Nursing home project stalls
If Brad Goodrich doesn’t have building plans to the city by then, the city could issue a raze or repair order and then demolish the building, Gale Price of the community development department said.
“That’s really serious stuff,” Price said. “We want to see a successful project here, but at this point, we’re very concerned about (Goodrich’s) ability to pull this project off.”
The plan commission in June 2007 granted Goodrich a conditional-use permit to build an assisted-living facility in the former Mercy Manor at 119 S. Parker Drive.
The project was to take place within the former Mercy Manor and the hall part of the former YWCA.
Goodrich owns most of the property on the block, including the adjacent historic Lovejoy Manor.
Goodrich has done some demolition at Mercy Manor, and the building is basically gutted, Price said.
Price said he understands that Goodrich has yet to get financing for the project, and the architect has put a lien on the property.
Price said he has heard nothing from Goodrich since he sent a letter March 30.
In the letter, Price wrote that approval for the project can be revoked if construction activities cease.
“The plans have been repossessed by your architect, and you need to address that matter before the plans can be resubmitted and finally approved,” Price wrote to Goodrich.
Meanwhile, the site remains in disrepair, and many neighbors describe it as looking like a “war zone,” Price said.
“I feel their pain,” Price said in an interview. “This has just drug on and on, and it’s very frustrating. We want to see a project. I know they want to see a project. But can (Goodrich) pull it off?”
The city gave Goodrich 30 days to:
-- Get financing for the project.
-- Resolve the lien with the architect.
-- Submit building plans for the final review and approval.
-- Get a building permit.
-- Continue construction.

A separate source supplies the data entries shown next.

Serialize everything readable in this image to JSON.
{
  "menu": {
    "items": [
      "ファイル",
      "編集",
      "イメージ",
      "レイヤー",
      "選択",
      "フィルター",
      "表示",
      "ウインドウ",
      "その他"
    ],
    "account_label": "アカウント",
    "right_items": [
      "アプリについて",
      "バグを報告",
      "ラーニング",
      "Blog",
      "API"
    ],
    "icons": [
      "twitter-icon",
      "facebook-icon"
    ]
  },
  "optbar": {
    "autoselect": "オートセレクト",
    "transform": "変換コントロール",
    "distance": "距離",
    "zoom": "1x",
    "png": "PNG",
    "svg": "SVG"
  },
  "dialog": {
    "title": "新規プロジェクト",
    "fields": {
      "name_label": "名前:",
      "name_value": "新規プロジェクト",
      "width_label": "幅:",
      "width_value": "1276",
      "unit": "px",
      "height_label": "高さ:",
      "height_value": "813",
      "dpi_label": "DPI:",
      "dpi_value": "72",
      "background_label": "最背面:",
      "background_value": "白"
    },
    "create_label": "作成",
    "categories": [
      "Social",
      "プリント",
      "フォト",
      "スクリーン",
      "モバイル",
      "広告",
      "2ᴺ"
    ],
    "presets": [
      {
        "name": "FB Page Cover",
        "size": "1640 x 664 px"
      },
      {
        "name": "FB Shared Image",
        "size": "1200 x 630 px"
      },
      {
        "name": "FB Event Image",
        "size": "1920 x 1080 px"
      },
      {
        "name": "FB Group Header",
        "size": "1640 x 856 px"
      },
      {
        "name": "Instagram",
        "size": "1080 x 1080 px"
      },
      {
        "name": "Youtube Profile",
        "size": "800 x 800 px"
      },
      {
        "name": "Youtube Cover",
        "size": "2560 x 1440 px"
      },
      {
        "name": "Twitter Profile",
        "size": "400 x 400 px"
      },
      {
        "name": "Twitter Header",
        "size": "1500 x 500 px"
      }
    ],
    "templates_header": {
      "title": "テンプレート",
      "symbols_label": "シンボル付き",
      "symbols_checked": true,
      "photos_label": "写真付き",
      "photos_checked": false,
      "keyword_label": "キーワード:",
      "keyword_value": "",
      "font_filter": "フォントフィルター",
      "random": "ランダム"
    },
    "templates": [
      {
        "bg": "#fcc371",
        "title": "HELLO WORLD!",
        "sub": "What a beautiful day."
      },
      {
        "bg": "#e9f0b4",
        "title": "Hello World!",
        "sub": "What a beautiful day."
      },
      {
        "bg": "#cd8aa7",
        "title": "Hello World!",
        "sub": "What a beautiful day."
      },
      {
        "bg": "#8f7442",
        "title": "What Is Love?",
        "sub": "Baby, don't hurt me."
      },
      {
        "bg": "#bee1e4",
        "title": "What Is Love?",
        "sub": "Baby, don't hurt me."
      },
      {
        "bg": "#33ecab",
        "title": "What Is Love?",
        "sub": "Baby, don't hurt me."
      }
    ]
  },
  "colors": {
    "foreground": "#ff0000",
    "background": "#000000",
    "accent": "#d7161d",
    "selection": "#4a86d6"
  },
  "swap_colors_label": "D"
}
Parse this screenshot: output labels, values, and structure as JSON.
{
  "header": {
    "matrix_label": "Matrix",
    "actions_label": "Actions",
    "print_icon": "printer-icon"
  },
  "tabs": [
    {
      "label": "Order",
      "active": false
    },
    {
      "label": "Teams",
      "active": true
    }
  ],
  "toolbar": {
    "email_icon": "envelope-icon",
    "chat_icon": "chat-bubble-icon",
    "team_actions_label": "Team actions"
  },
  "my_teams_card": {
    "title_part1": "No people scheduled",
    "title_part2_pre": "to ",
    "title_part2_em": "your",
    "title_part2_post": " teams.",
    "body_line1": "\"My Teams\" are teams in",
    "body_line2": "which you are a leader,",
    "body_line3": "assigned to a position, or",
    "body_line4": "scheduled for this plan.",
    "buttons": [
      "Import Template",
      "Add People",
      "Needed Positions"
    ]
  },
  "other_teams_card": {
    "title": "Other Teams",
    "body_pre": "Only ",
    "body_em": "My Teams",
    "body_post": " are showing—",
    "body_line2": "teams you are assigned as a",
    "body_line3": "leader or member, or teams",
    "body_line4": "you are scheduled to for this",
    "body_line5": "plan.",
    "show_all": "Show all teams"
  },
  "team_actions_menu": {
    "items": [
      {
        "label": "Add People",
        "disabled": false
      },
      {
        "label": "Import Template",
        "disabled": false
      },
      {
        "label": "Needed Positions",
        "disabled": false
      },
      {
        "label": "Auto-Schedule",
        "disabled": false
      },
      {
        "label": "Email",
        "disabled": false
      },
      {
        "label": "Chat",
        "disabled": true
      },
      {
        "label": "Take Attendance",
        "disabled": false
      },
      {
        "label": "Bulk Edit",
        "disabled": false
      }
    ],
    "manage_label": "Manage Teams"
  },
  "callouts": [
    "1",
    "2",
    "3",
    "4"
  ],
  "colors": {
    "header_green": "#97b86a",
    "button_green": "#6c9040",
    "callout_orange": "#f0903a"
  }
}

If that is not done by Thursday, Price said the city could require Goodrich to resubmit the project to the plan commission for another conditional-use permit.
“If that is done, I would anticipate significant debate regarding the project as it relates to your track record and your relationship with the neighborhood,” Price said. “I unfortunately would not anticipate the support that you had previously with the plan commission.”
“In summary, the city has been very patient with this project, and I would have to describe the neighbors as being even more patient than staff,” Price said.
“It is imperative that you proceed on this project in the next 30 days, or otherwise the city will have to assume the project is dead and the buildings will need (to be) removed.”
Goodrich could not be reached despite numerous attempts.